Jen Black - The Gavington Affair
It's some time since I read a novel from the historical romance genre, and I found this one pleasantly entertaining. The heroine, Melanie Grey, flawed physically, is hiding her real identity when she takes on the post of housekeeper at Gavington House. It's the Northumberland seat of Adam, Duke of Jarrow, where he lives with his young daughter, Penelope. Since his wife's death, the master has had strict rules which make life more difficult - notably, not having any horses on the estate. Mel manages to cope with her new tasks, but she's intrigued by the man who seems to hide a genial character behind a mask of sternness. Striving to conceal her own past, she cannot help but follow her instincts to uncover her master, Adam's, secrets. Soon she becomes caught up in a web of deceit, where she must unbend her own strict ideas of the world, and struggle for those who have become dear to her. Good historical background, well-written, this was an enjoyable read.
Kay Bratt - True to Me

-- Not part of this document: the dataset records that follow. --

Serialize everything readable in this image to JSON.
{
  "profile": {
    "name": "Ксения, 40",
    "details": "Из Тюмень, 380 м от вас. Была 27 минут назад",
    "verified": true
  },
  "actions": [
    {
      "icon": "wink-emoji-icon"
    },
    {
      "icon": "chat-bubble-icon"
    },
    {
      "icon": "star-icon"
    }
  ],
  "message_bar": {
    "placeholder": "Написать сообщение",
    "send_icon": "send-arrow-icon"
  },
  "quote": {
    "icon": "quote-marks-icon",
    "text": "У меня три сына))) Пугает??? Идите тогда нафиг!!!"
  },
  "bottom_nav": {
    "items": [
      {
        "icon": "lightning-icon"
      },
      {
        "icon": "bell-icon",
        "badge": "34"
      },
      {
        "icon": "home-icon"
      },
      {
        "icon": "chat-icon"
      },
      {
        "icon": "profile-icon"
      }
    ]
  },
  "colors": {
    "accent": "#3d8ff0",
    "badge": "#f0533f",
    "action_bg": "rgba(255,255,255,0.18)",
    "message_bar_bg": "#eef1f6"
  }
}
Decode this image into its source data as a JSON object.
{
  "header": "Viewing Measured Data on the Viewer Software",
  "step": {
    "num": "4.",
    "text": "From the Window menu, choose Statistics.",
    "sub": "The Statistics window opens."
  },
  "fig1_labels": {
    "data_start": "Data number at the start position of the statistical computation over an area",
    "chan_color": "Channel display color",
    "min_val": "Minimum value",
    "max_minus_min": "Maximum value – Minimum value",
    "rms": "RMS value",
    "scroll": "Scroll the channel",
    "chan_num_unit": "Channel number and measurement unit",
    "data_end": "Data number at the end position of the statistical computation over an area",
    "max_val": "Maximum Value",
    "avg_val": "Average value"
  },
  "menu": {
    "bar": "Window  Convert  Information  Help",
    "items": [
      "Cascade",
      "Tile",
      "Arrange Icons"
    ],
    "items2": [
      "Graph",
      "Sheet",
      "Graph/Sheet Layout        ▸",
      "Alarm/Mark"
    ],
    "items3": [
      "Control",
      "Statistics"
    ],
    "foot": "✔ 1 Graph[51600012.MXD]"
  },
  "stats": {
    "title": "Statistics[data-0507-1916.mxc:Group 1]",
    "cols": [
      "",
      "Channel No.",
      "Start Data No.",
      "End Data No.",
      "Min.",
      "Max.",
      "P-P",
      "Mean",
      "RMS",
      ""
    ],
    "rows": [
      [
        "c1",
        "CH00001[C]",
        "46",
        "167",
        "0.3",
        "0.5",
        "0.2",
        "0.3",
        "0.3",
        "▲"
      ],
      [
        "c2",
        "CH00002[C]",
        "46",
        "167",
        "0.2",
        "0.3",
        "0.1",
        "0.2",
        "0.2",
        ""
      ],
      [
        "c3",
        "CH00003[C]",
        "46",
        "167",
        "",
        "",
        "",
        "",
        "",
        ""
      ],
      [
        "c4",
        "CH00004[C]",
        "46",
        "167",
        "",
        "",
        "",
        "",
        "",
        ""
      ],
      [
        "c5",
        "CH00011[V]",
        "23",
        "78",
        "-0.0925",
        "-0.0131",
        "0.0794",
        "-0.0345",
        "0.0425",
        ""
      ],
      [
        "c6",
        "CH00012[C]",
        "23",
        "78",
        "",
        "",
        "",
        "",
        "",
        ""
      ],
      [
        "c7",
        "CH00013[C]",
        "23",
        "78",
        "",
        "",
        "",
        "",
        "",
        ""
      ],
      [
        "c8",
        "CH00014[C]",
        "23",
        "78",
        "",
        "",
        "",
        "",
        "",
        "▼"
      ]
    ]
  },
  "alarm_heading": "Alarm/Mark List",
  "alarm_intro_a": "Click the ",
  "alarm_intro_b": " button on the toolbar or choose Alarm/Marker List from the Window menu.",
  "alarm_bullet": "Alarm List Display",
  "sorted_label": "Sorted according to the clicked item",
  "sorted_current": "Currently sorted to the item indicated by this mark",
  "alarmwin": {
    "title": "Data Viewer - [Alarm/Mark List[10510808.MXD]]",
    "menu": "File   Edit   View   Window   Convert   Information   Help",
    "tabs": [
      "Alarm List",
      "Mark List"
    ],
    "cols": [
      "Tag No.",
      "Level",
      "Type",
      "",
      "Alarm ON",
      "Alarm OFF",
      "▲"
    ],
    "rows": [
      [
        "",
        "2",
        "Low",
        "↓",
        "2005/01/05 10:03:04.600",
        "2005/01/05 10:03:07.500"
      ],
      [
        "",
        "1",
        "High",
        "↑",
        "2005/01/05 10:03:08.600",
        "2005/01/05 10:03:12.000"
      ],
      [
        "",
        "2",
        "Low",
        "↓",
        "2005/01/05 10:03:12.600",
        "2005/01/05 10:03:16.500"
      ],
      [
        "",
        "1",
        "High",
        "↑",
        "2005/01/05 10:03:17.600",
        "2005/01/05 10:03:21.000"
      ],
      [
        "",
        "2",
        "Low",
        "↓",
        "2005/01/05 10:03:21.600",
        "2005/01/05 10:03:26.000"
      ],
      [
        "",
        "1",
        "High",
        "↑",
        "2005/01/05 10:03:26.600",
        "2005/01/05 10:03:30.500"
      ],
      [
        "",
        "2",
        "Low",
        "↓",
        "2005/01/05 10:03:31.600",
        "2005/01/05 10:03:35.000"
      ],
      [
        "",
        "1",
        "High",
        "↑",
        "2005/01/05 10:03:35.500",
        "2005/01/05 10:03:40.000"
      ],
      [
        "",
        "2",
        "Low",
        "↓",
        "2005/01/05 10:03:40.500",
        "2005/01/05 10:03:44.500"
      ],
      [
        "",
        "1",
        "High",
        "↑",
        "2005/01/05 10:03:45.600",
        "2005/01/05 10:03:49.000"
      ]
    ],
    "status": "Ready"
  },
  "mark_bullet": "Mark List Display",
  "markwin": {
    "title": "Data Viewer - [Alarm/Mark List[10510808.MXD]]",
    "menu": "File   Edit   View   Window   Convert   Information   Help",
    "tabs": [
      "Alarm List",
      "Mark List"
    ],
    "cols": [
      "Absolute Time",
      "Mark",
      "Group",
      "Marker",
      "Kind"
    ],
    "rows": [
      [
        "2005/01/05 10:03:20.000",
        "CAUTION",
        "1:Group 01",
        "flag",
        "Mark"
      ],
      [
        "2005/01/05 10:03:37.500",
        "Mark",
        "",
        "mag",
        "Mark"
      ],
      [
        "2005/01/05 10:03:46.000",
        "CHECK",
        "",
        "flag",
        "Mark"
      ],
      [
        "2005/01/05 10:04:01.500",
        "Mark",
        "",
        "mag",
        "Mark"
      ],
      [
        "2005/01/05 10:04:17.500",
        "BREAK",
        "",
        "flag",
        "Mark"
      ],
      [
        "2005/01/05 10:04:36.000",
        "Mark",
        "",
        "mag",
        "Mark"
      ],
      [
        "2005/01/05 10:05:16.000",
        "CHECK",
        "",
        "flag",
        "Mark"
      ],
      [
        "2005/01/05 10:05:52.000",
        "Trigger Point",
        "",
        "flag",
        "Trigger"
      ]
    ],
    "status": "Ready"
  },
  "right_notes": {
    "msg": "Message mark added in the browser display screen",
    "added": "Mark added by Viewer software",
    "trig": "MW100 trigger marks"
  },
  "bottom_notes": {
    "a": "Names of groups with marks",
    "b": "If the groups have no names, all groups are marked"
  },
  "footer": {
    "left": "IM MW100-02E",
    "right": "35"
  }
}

This book was refreshingly different for me. I've been reading a lot of British set novels recently, and was attracted to this one because it had a Hawaiian location. The heroine, Quinn, discovers on her mother's deathbed that the man she never met but had always accepted as her father, is in fact not her relation at all. With the help of a mysterious legacy from her mother, she buys a house on the island of Maui. This was her mother's home, and here she hopes to discover her own heritage. Her controlling fiance, Ethan, isn't pleased about her decision. When Quinn arrives at the house she's bought, sight unseen, she gets an unwelcome surprise which throws her into disarray. But when she meets people from her own ethnicity, she begins to explore her heritage. There are unexpected secrets to uncover in her own background, some of which are difficult to accept, and she has to decide whether to go back to her old life or to stir up sleeping dragons to find the peace she desires.
Julianne Maclean - A Fire Sparkling
I had a bit of an attention slump at the start of this novel, as there seemed to be far too many American expressions for a narrator who was supposedly English by birth. But the strength of the plot eventually hooked me, and I began to think that maybe the narrator might have used some of these expressions as she'd lived a long time in the USA. The modern-day heroine, Gillian, is American, and has had some difficult times in her life, most recently discovering the infidelity of her long-term partner. Fleeing to the home her widowed father shares with Gillian's grandmother, Vivian, Gillian finds the foundations of her existence rocked further. At ninety six, Vivian is spry for her age, but her son Edward has discovered a disconcerting photograph in a secret drawer. Gillian and her father persuade Vivian to tell them the truth behind the picture. What follows is a story that goes back to Britain in World War II, which is full of twists and turns that I didn't see coming. A good read.